EXERCISE
From the records below, return every line containing the word "custom".

::::

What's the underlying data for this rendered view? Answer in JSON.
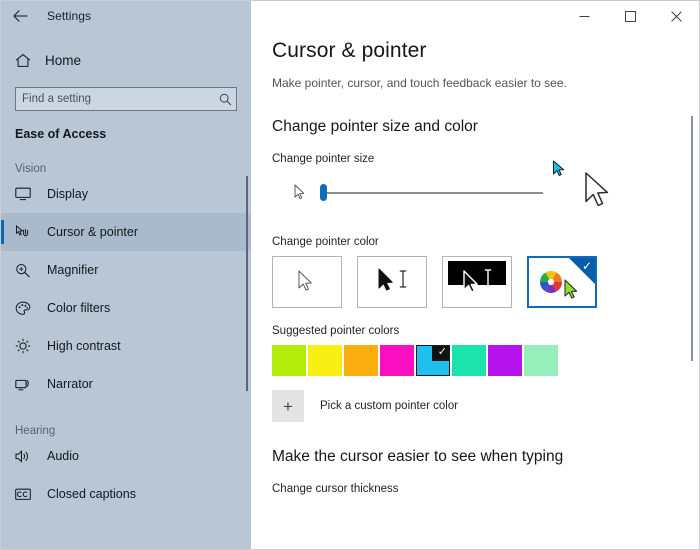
{
  "window": {
    "app_title": "Settings",
    "back_icon": "back-arrow-icon",
    "controls": {
      "minimize": "–",
      "maximize": "☐",
      "close": "✕"
    }
  },
  "sidebar": {
    "home_label": "Home",
    "home_icon": "home-icon",
    "search": {
      "placeholder": "Find a setting",
      "value": "",
      "icon": "search-icon"
    },
    "category": "Ease of Access",
    "groups": [
      {
        "label": "Vision",
        "items": [
          {
            "label": "Display",
            "icon": "monitor-icon",
            "selected": false
          },
          {
            "label": "Cursor & pointer",
            "icon": "cursor-hand-icon",
            "selected": true
          },
          {
            "label": "Magnifier",
            "icon": "magnifier-icon",
            "selected": false
          },
          {
            "label": "Color filters",
            "icon": "palette-icon",
            "selected": false
          },
          {
            "label": "High contrast",
            "icon": "brightness-icon",
            "selected": false
          },
          {
            "label": "Narrator",
            "icon": "narrator-icon",
            "selected": false
          }
        ]
      },
      {
        "label": "Hearing",
        "items": [
          {
            "label": "Audio",
            "icon": "speaker-icon",
            "selected": false
          },
          {
            "label": "Closed captions",
            "icon": "closed-captions-icon",
            "selected": false
          }
        ]
      }
    ]
  },
  "main": {
    "title": "Cursor & pointer",
    "subtitle": "Make pointer, cursor, and touch feedback easier to see.",
    "size_section": {
      "heading": "Change pointer size and color",
      "slider_label": "Change pointer size",
      "slider_value": 1,
      "slider_min": 1,
      "slider_max": 15
    },
    "color_section": {
      "label": "Change pointer color",
      "options": [
        {
          "name": "white-pointer-option",
          "selected": false
        },
        {
          "name": "black-pointer-option",
          "selected": false
        },
        {
          "name": "inverted-pointer-option",
          "selected": false
        },
        {
          "name": "custom-color-pointer-option",
          "selected": true
        }
      ]
    },
    "suggested": {
      "label": "Suggested pointer colors",
      "swatches": [
        {
          "name": "lime",
          "color": "#b4ec0a",
          "selected": false
        },
        {
          "name": "yellow",
          "color": "#f9f013",
          "selected": false
        },
        {
          "name": "orange",
          "color": "#fbae10",
          "selected": false
        },
        {
          "name": "magenta",
          "color": "#f90ec0",
          "selected": false
        },
        {
          "name": "cyan",
          "color": "#1ec0f0",
          "selected": true
        },
        {
          "name": "spring-green",
          "color": "#1ae3ab",
          "selected": false
        },
        {
          "name": "purple",
          "color": "#b514ef",
          "selected": false
        },
        {
          "name": "mint",
          "color": "#96eebb",
          "selected": false
        }
      ],
      "check_glyph": "✓"
    },
    "custom": {
      "plus_glyph": "+",
      "label": "Pick a custom pointer color"
    },
    "typing_section": {
      "heading": "Make the cursor easier to see when typing",
      "field_label": "Change cursor thickness"
    },
    "accent_color": "#0f6cbd",
    "pointer_preview_color": "#1ec0f0"
  }
}
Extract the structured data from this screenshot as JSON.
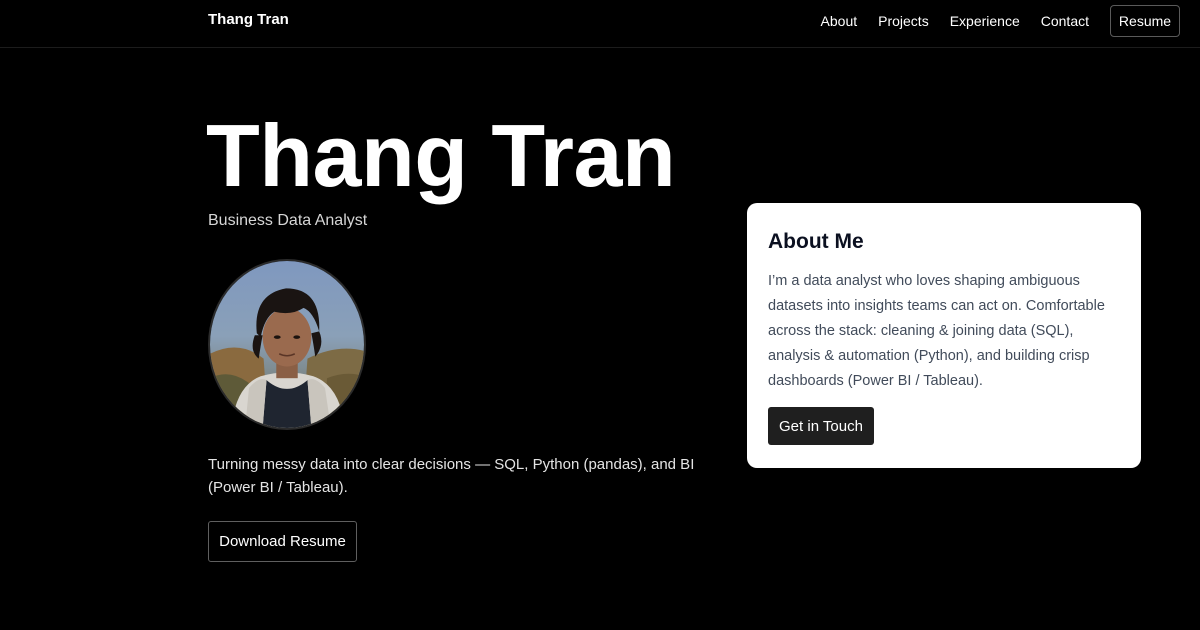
{
  "nav": {
    "brand": "Thang Tran",
    "links": [
      "About",
      "Projects",
      "Experience",
      "Contact"
    ],
    "resume_label": "Resume"
  },
  "hero": {
    "name": "Thang Tran",
    "role": "Business Data Analyst",
    "tagline": "Turning messy data into clear decisions — SQL, Python (pandas), and BI (Power BI / Tableau).",
    "download_label": "Download Resume"
  },
  "about": {
    "title": "About Me",
    "body": "I’m a data analyst who loves shaping ambiguous datasets into insights teams can act on. Comfortable across the stack: cleaning & joining data (SQL), analysis & automation (Python), and building crisp dashboards (Power BI / Tableau).",
    "cta_label": "Get in Touch"
  },
  "colors": {
    "background": "#000000",
    "card": "#ffffff",
    "card_button": "#1f1f1f",
    "card_text": "#414b5a"
  }
}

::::

SOLUTION FOR THIS PROBLEM
          "name": "custom-color-pointer-option",
    "custom": {
      "label": "Pick a custom pointer color"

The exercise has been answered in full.